So how can you make your town a “Tweeting Town”? Here are some lessons I’ve learned along the way.
1. Don’t tweet headlines, tweet first hand stories
I could tweet news articles about Clermont, and I did that for a while, but honestly, it was boring content. Stories like if a school uniform policy was passed or what the rotary club was up to is not exactly relevant to most people and is too long and formal for most people’s attention span. If they want that news, the best place for that is the newspaper and they know that.
But, what has really been successful is retweeting messages from people who are out in the community right when news is happening, and news that would probably never make it into the newspaper but is still interesting. For example, there is a guy in Clermont that actually bought one of those jet pack machine things that goes over water. Someone tweeted a YouTube video about it and it’s the coolest thing! You probably wouldn’t see that in the paper. Unless maybe it was the president of the rotary club.
2. Set up Twitter Searches
This is where most of the content I post comes from. I set up and saved searches for Clermont, for certain popular businesses, and for the names of lakes in the area. It’s also gotten to the point where when people mention Clermont, they use the Twitter handle, so I can immediately retweet their message. If your town has a common name, you will have to be a little more advanced in your search, and you will need to work harder to train the community to use your handle or a hashtag when they mention the town.
3. Have high content standards.
Definitely don’t tweet any and every mention of your town. If I did that, the tweet stream would be filled with a bunch of whiny teenagers talking about “getting out” or spam tweets from companies who really don’t get Twitter. Make sure you set your goals going into it, and the type of content you will and will not tweet. I will retweet some negative comments from time to time if I feel like it will foster a sense of community and build a stronger bond, but mostly I retweet those who are positive and love our town.
4. Help People
There are times when someone is looking for a referral for something like a good dentist or a house to rent. Usually I will connect them with a business that I know is on Twitter so that they can start a conversation with them. There’s also been times where people will tweet the account asking about a plume of smoke they see and if it’s a brush fire, or an unusual amount of traffic and if there is an accident nearby. I’m able to research it for them ASAP and get the info out to the rest of the community. Also a lot of the times I’ll retweet a question and someone else who follows the account will answer (perfect opportunity for a business).
5. Promote local businesses

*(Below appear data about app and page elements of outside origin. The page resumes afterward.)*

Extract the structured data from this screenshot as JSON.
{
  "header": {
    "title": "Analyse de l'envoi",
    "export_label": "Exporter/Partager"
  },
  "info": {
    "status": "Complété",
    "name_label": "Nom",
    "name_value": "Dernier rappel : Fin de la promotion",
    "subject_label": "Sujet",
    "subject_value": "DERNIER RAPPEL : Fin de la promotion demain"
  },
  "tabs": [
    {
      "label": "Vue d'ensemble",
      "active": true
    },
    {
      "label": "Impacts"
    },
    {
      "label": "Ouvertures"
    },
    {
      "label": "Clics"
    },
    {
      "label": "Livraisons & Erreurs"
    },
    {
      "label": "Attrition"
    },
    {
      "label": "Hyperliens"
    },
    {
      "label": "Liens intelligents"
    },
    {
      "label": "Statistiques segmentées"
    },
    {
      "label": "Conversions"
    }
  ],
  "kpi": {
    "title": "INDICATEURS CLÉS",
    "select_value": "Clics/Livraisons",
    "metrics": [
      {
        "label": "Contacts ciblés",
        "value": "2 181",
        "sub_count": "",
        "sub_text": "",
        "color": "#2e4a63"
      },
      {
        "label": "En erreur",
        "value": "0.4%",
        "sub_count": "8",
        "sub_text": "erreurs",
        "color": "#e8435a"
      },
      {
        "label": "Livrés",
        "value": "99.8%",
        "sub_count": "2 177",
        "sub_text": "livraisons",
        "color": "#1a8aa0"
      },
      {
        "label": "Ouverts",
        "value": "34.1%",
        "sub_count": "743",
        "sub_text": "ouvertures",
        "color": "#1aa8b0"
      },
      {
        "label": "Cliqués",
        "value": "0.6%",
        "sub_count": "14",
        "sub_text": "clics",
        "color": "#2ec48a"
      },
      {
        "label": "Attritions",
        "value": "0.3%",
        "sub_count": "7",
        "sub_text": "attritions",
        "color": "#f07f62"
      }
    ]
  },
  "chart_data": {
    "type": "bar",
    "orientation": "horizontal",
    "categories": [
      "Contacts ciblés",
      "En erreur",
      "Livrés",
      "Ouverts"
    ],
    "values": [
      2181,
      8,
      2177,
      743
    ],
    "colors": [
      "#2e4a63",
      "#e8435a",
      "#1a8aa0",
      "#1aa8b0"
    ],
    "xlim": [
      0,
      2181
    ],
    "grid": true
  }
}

This is my main goal with the account, but it’s a lot trickier than it sounds. I want all the posts to be engaging and not read like an advertisement. A lot of the times that is the only way businesses know how to use Twitter. I only retweet messages that are relevant and relational, because I know that if people only see ads, they won’t come back.
6. Photos, photos, photos.

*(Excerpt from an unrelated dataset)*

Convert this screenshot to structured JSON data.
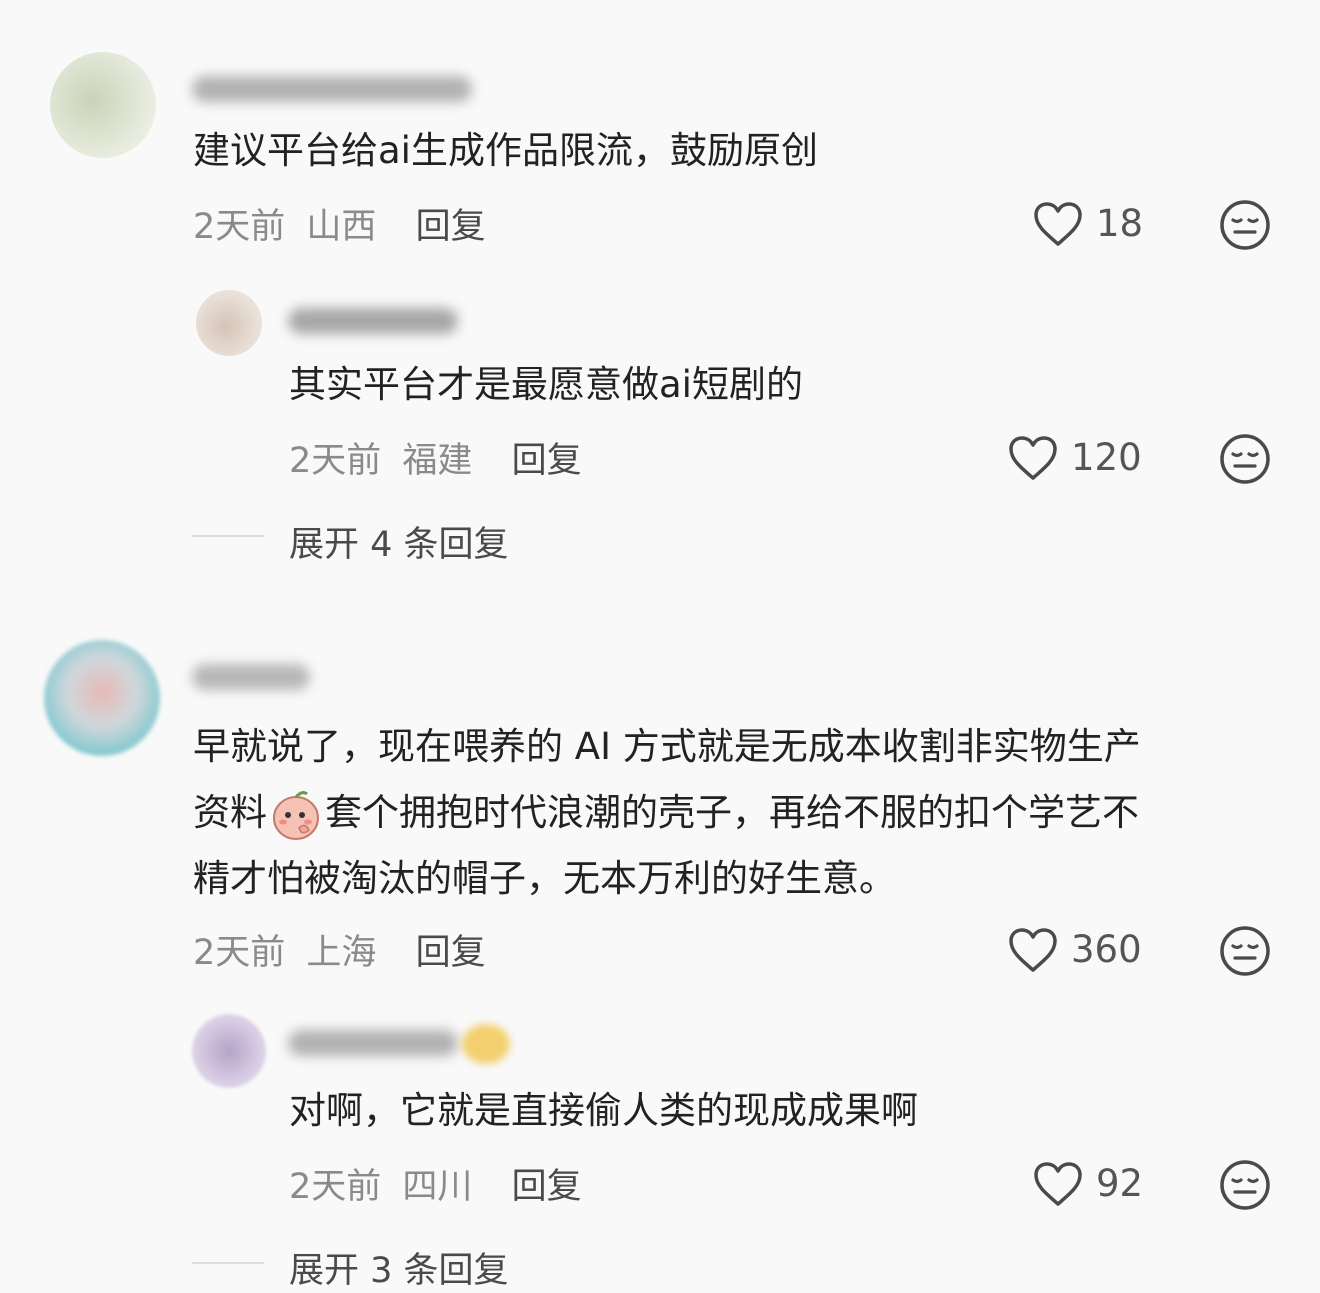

Post as many photos as you can. 1) Because people can identify the areas in the photos and feel a stronger bond with the account, and 2) because it’s one of the most engaging pieces of content you can post. I am SO proud of the collection of photos that have been posted over the past year on the @ClermontFlorida twitter account. It’s a perfect display of life in our community, and you can see why we love it here. Aren’t our sunsets incredible?!
Do you live in a “tweeting town”? I would love to hear your stories of how Twitter and social media has helped to build a stronger sense of local community. Share your thoughts in the comment section below.